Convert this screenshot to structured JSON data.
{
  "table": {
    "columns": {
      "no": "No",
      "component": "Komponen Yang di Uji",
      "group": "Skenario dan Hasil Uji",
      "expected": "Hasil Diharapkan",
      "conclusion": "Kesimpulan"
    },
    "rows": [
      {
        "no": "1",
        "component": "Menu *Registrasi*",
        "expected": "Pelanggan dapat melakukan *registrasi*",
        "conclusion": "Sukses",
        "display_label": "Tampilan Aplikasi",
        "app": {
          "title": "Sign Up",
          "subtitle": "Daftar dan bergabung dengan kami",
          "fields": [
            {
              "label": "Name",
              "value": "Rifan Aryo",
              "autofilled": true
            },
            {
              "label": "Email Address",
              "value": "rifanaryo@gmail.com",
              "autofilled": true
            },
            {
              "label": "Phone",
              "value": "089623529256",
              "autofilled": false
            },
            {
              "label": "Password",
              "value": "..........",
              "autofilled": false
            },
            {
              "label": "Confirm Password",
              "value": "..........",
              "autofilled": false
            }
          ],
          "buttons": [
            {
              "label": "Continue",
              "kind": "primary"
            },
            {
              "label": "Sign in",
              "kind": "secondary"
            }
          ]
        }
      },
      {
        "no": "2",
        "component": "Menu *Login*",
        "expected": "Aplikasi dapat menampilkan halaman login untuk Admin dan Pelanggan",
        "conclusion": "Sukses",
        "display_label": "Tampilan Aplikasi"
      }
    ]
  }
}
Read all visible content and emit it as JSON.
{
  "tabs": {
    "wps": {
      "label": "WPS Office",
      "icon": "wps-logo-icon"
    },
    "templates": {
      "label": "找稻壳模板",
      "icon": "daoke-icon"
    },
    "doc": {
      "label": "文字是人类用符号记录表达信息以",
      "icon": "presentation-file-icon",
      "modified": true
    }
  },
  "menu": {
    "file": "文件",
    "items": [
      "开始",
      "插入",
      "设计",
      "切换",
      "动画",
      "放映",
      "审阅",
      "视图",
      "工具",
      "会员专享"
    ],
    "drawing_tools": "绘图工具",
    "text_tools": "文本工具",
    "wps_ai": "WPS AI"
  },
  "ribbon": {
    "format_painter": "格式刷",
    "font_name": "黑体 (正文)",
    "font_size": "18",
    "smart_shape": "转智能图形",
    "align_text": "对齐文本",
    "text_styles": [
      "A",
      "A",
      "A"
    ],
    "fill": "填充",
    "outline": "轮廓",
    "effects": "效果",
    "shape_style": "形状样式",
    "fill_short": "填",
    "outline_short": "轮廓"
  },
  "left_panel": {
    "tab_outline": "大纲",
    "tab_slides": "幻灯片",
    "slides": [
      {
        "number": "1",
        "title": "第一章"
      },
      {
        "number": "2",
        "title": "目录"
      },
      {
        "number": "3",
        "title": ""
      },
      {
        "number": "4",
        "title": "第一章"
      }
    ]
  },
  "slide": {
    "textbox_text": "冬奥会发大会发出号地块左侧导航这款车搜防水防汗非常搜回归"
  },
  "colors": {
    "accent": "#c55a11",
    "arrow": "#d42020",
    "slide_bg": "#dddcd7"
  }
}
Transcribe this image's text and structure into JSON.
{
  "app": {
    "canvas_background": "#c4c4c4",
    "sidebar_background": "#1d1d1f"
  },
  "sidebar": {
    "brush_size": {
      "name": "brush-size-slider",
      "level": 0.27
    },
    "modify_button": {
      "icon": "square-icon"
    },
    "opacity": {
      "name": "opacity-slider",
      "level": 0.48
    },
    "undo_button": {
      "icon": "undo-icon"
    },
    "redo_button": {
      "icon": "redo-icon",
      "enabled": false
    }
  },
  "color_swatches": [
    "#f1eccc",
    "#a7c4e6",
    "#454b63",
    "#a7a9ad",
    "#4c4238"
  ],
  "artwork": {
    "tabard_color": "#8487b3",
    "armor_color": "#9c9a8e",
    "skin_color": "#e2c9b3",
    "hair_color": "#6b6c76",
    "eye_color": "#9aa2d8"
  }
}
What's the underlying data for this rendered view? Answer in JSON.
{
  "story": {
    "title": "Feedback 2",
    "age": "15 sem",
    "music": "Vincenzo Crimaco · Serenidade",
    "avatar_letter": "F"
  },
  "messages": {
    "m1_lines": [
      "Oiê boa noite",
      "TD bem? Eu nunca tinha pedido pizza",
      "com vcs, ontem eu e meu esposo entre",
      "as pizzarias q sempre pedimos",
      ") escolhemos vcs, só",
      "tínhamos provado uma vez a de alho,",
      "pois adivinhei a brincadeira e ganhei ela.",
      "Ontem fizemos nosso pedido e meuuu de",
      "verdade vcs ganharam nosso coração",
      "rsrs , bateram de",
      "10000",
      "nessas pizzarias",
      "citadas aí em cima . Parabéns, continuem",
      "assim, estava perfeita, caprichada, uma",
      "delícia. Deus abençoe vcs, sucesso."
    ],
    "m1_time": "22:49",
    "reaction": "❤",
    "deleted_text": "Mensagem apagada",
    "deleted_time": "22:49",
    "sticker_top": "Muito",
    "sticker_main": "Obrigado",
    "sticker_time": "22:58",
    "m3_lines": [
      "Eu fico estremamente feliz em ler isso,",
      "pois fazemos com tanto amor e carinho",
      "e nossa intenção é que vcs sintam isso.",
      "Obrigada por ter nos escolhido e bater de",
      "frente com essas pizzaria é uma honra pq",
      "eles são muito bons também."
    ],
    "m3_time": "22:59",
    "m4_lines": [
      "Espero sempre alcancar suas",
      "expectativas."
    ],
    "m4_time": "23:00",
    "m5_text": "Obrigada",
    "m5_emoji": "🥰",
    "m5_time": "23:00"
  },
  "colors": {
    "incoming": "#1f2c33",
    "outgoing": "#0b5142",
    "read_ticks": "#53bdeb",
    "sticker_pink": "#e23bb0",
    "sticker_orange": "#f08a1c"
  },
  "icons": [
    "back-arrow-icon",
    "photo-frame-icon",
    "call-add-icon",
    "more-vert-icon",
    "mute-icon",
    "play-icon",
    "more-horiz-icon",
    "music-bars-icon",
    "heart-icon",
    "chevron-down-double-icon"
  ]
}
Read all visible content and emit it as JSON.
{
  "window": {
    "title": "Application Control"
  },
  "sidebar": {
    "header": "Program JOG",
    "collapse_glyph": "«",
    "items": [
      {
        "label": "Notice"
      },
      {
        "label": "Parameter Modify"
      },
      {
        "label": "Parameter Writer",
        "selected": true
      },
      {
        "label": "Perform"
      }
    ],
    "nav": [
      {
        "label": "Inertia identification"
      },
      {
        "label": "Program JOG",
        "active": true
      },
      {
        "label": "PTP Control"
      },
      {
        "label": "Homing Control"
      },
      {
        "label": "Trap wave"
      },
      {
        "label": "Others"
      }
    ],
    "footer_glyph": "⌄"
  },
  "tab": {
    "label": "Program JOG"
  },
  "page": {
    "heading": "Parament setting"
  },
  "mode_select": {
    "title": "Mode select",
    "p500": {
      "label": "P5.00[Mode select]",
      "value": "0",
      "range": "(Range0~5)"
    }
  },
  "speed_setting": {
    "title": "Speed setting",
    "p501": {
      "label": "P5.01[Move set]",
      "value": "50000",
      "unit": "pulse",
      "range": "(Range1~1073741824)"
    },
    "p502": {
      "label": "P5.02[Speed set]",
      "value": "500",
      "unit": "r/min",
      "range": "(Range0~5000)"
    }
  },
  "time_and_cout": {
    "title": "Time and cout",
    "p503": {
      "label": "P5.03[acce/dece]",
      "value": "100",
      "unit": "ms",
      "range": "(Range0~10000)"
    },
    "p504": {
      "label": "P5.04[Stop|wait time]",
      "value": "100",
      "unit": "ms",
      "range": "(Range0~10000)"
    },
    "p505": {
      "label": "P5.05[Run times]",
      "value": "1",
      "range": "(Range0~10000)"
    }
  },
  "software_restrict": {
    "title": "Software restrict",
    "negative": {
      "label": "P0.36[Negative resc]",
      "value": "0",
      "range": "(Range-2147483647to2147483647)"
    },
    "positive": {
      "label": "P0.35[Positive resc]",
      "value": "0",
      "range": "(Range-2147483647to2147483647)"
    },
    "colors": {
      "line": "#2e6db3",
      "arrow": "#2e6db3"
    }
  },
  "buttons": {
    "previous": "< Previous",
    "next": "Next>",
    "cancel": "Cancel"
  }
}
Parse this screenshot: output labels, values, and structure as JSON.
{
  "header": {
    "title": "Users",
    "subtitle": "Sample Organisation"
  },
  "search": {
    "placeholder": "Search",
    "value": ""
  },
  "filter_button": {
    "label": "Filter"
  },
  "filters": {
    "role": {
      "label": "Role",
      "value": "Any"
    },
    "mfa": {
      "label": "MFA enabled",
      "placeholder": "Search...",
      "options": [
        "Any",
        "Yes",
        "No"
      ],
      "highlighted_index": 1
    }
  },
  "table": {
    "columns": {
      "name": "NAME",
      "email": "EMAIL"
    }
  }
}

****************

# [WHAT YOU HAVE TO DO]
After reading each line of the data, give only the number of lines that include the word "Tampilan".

# [FINISHED EXERCISE]
2